- I worked on a show as a Stage Manager for the first time in three years. The show got great reviews, and I received high praise for my part on the show.
- Pushing myself to the edges of my comfort zone, I went to a craft group meetup.
- I completed a super secret craft project that I’ve been working on for over a year. Hopefully you’ll hear more about this really soon!
I’ve never been a fan of New Years resolutions – If you want to make a change, why wait for a new year to do that? But I do like setting myself goals, and the new year does make a good landmark from which to measure my progress. So, here are my 2017 Goals!
1. Finish my Master’s Degree.
All things going well, this should be a dead cert. What I’d really like is to graduate with a distinction, but we shall see how that goes! But I’m proud of myself for even working for my Master’s, and know that a distinction won’t be worth it if it comes at the cost of my mental health, so will continue to just do my best without sending myself crazy!
2. Fit in more crafting.

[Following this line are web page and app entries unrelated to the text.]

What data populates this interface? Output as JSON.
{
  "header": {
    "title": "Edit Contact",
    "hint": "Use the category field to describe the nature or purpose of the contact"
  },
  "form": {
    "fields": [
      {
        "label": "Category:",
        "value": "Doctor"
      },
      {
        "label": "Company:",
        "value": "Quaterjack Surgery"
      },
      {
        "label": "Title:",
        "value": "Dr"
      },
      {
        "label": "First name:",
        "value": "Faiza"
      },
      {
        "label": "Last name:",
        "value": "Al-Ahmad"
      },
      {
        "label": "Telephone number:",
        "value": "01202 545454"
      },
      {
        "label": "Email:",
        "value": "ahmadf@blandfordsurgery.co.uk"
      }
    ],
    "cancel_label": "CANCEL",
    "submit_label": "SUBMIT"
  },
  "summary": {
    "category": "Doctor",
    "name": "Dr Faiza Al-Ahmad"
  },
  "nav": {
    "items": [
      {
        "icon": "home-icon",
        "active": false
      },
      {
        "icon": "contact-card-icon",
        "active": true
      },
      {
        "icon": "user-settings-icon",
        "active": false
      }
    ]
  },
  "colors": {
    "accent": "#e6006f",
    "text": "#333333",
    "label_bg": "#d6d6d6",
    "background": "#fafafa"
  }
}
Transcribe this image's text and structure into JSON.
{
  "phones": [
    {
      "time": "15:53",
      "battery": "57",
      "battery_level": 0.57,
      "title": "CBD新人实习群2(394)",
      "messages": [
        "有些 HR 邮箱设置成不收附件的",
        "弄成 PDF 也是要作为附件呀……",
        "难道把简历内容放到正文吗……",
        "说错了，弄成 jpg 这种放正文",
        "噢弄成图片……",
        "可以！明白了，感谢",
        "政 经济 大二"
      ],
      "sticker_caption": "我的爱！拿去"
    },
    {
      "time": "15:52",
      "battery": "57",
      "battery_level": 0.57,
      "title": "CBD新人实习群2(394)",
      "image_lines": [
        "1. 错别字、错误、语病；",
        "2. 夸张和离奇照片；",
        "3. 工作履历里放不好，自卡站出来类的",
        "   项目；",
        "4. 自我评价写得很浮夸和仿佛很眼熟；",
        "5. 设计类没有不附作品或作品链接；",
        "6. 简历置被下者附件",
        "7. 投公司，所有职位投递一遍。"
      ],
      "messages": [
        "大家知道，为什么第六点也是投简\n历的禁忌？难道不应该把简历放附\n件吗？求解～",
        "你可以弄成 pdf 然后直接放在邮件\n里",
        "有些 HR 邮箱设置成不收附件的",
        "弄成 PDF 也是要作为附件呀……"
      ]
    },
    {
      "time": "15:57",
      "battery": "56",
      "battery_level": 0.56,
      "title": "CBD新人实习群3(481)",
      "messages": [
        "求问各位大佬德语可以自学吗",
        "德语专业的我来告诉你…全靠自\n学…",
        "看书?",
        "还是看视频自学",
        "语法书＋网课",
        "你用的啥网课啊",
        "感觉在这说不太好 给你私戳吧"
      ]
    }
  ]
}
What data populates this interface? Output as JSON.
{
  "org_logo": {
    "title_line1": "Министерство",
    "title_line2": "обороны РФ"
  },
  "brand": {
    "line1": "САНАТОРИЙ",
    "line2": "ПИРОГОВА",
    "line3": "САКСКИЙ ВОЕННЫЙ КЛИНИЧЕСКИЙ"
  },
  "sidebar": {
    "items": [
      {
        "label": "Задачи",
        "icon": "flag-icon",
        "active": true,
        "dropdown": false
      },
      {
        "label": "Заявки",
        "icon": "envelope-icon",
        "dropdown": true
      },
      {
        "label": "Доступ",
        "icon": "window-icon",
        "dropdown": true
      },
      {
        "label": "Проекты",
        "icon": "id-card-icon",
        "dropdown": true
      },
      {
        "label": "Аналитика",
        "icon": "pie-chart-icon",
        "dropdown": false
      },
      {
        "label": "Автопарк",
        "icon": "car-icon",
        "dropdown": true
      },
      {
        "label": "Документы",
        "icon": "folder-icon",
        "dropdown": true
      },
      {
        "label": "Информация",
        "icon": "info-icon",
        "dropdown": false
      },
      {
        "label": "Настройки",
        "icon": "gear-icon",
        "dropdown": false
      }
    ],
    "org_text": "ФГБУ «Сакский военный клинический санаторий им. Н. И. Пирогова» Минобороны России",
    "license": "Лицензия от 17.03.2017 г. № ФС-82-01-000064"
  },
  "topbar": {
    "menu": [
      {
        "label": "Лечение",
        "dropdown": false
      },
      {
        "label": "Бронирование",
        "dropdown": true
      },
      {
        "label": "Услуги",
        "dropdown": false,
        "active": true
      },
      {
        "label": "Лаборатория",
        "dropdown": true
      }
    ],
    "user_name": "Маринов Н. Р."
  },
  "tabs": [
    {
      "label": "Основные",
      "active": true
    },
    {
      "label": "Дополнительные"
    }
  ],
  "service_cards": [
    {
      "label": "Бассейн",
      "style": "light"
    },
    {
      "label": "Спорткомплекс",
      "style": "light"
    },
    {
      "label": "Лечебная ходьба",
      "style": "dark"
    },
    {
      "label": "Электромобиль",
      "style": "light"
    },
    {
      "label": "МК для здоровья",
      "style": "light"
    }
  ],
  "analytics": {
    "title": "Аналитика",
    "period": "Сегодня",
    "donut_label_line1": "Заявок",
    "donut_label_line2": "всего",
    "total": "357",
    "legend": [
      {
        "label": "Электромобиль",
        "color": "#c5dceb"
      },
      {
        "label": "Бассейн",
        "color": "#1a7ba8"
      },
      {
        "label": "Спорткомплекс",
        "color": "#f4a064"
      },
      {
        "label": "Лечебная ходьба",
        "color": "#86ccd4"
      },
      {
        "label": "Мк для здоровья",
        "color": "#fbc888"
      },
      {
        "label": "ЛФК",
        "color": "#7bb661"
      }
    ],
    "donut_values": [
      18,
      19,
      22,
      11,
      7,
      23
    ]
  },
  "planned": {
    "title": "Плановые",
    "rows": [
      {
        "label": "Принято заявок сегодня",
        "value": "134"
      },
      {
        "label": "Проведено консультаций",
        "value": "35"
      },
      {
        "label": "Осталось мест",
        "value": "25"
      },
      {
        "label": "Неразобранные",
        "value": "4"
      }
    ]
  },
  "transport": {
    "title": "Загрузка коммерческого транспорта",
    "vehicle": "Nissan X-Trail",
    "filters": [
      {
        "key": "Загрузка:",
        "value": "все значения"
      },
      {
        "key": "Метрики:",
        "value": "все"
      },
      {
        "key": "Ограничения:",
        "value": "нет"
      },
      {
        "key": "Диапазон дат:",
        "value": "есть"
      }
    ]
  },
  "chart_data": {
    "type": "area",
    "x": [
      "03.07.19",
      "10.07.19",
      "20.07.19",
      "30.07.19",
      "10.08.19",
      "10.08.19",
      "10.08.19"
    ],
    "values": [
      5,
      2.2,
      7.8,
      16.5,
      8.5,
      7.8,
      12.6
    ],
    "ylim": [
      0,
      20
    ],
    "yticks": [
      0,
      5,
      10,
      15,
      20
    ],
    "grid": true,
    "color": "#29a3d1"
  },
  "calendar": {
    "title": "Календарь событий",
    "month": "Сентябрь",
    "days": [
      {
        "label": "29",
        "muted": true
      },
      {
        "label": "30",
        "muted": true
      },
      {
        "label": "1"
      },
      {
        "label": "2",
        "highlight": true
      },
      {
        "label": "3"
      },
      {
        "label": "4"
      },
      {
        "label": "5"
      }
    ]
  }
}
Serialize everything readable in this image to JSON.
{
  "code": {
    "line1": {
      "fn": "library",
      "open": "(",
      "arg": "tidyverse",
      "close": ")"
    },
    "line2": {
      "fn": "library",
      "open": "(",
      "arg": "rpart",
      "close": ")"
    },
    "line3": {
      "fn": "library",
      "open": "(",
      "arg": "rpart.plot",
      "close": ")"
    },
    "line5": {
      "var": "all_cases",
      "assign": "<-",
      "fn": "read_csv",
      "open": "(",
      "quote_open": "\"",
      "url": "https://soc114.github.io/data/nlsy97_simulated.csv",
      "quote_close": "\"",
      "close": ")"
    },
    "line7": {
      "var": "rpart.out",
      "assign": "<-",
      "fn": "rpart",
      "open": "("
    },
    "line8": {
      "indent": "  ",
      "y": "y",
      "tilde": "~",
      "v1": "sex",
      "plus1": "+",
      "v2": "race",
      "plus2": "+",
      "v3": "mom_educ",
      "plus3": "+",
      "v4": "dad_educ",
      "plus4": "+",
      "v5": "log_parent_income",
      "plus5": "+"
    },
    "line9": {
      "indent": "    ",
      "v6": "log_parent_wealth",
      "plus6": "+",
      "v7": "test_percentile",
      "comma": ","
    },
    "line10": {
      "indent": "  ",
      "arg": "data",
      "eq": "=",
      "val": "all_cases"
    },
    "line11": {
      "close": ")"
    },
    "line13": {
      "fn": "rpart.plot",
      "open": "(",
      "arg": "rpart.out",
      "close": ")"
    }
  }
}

Whilst it is something I love, crafting is also the first thing pushed to the wayside when things get tough. But as I know from many rounds of therapy, reading and personal experience, times of high stress are precisely when I need to make time for pleasure activities. What’s the point of living a life with just work? I did that for two years, and look where it go me. So, at least one hour of crafts, please and thank you.
3. Develop my career.
A vague goal, but since I still don’t know at nearly 25 exactly what I want to do (who does?), I can’t get much more specific right now. I want to continue to look at theatre and mental health, but I want to keep stage managing too. But, part of me is always tempted to just find a job at a cattery in the countryside. So, we’ll see where I am at the end of 2017 – just so long as I’m not standing still. (And, you know, have some money. Roxy still isn’t contributing to the rent bill.)
4. Make some friends.
It’s not that I don’t have any friends. I have some great friends. But I really don’t socialise often. Part of that is because of the crippling social anxiety, but at the end of the day, that’s not going to improve by sitting in my flat alone. And living in a capital city really doesn’t give me any excuses to not make more friends – there are hundreds of clubs and meet up groups in the area, I just need to make the step. So, by the end of the year I want to be doing at least one social thing a week. Maybe. That sounds very scary.
And that’s all I have right now, although I’m sure I will continue to develop my goals as the year chugs along. How about you? Any resolutions or goals? Share them with me and we can be accountability buddies!